▸ PROBLEM STATEMENT
Copy out every line of the listing in which "icons" appears.

>>>

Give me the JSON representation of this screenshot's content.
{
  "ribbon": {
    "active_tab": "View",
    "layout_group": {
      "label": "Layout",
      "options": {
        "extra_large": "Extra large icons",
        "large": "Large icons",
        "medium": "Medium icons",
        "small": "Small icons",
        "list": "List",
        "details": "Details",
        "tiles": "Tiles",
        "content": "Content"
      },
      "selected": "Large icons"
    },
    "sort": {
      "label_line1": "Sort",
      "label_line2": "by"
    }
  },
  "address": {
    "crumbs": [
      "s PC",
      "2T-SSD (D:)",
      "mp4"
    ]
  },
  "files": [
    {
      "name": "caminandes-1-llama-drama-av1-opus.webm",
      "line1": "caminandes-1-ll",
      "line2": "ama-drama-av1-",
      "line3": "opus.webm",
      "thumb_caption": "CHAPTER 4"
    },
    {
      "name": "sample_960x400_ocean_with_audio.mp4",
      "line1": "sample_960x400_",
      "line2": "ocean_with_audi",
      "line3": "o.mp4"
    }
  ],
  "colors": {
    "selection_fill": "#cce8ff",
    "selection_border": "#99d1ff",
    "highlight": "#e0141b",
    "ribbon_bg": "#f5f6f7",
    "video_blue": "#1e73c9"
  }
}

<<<

▸ RESPONSE AREA
        "extra_large": "Extra large icons",
        "large": "Large icons",
        "medium": "Medium icons",
        "small": "Small icons",
      "selected": "Large icons"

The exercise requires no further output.